(Given records Opens)

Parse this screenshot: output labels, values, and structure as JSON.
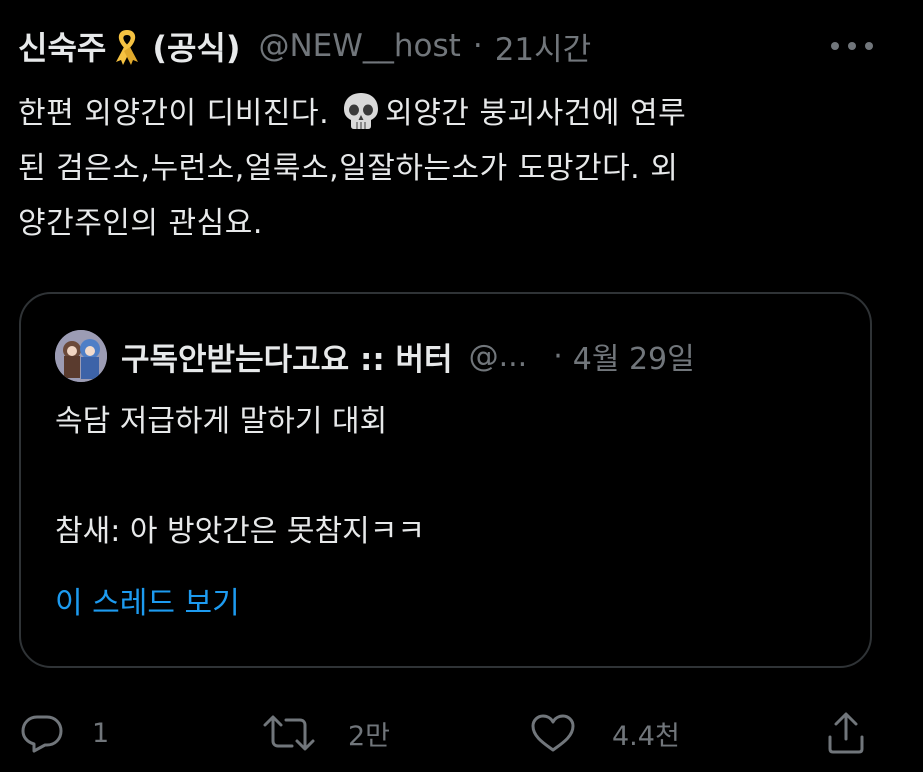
{
  "tweet": {
    "display_name": "신숙주",
    "display_name_suffix": "(공식)",
    "handle": "@NEW__host",
    "separator": "·",
    "time": "21시간",
    "text_lines": [
      {
        "before": "한편 외양간이 디비진다.",
        "emoji": "skull-icon",
        "after": "외양간 붕괴사건에 연루"
      },
      {
        "text": "된 검은소,누런소,얼룩소,일잘하는소가 도망간다. 외"
      },
      {
        "text": "양간주인의 관심요."
      }
    ]
  },
  "quote": {
    "name": "구독안받는다고요 :: 버터",
    "handle": "@...",
    "separator": "·",
    "time": "4월 29일",
    "lines": [
      "속담 저급하게 말하기 대회",
      "",
      "참새: 아 방앗간은 못참지ㅋㅋ"
    ],
    "thread_link": "이 스레드 보기"
  },
  "actions": {
    "reply_count": "1",
    "retweet_count": "2만",
    "like_count": "4.4천"
  },
  "colors": {
    "background": "#000000",
    "text": "#e7e9ea",
    "muted": "#71767b",
    "link": "#1d9bf0",
    "border": "#2f3336",
    "ribbon": "#f5c242"
  }
}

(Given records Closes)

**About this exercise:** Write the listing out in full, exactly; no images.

**Exercise response:**
Parse this screenshot: output labels, values, and structure as JSON.
{
  "tweet": {
    "display_name": "신숙주",
    "display_name_suffix": "(공식)",
    "handle": "@NEW__host",
    "separator": "·",
    "time": "21시간",
    "text_lines": [
      {
        "before": "한편 외양간이 디비진다.",
        "emoji": "skull-icon",
        "after": "외양간 붕괴사건에 연루"
      },
      {
        "text": "된 검은소,누런소,얼룩소,일잘하는소가 도망간다. 외"
      },
      {
        "text": "양간주인의 관심요."
      }
    ]
  },
  "quote": {
    "name": "구독안받는다고요 :: 버터",
    "handle": "@...",
    "separator": "·",
    "time": "4월 29일",
    "lines": [
      "속담 저급하게 말하기 대회",
      "",
      "참새: 아 방앗간은 못참지ㅋㅋ"
    ],
    "thread_link": "이 스레드 보기"
  },
  "actions": {
    "reply_count": "1",
    "retweet_count": "2만",
    "like_count": "4.4천"
  },
  "colors": {
    "background": "#000000",
    "text": "#e7e9ea",
    "muted": "#71767b",
    "link": "#1d9bf0",
    "border": "#2f3336",
    "ribbon": "#f5c242"
  }
}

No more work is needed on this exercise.